Kyle McAdams is special, but not for the "normal" reasons. No: he's a genetically engineered identical twin with his brother, who's two years older than Kyle. And Kyle has been living in Connor's shadow his whole life.
Connor was excellent sports, the Valedictorian, had the perfect girlfriend. Some of that was just Connor's personality; some of it was genetic engineering. So, Kyle spent his life being as different from Connor as possible: a gamer rather than athlete, mediocre at school, and so on. It's an understatement to say that they didn't have the best relationship.
Even so, when Connor drops dead right before his 18th birthday, Kyle is shaken: since they share the same genes, does that mean Kyle is destined to die as well?
Thus begins an intense Kansas-based medical drama. Connor dies in the first couple chapters (and that's not the only death in the book), and the race begins to save Kyle's life. And to do so, he has to go down the rabbit hole of his origin and the doctor who designed him.
At first, the characters were difficult to connect with, especially Kyle. So, what kept me reading was the novelty factor: I love a good Kansas book that gets Kansas right, and local author Dockter is the perfect person to deliver that. I loved the little things: that she got the feel of small town right, that Wichita felt like Wichita, or a small thing like the weather. It was lovely.

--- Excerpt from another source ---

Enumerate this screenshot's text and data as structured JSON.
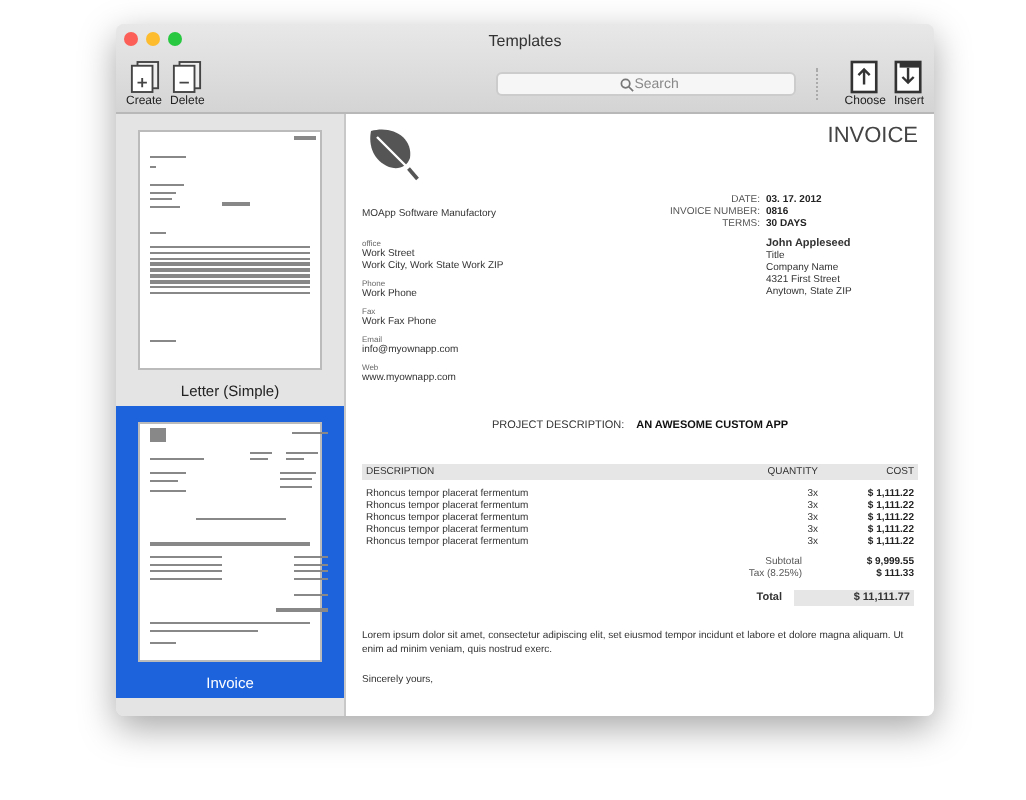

I also was impressed with Dockter's ruthlessness: in the first third of the book she spares very few people. It gave her credibility and set up the show-down in the end extremely well. And it gave a sense of urgency to the book: as the book went on, I came to care about Kyle and his quest to save his life.
It's a solid debut novel, and I'm quite interested to see what Dockter writes next.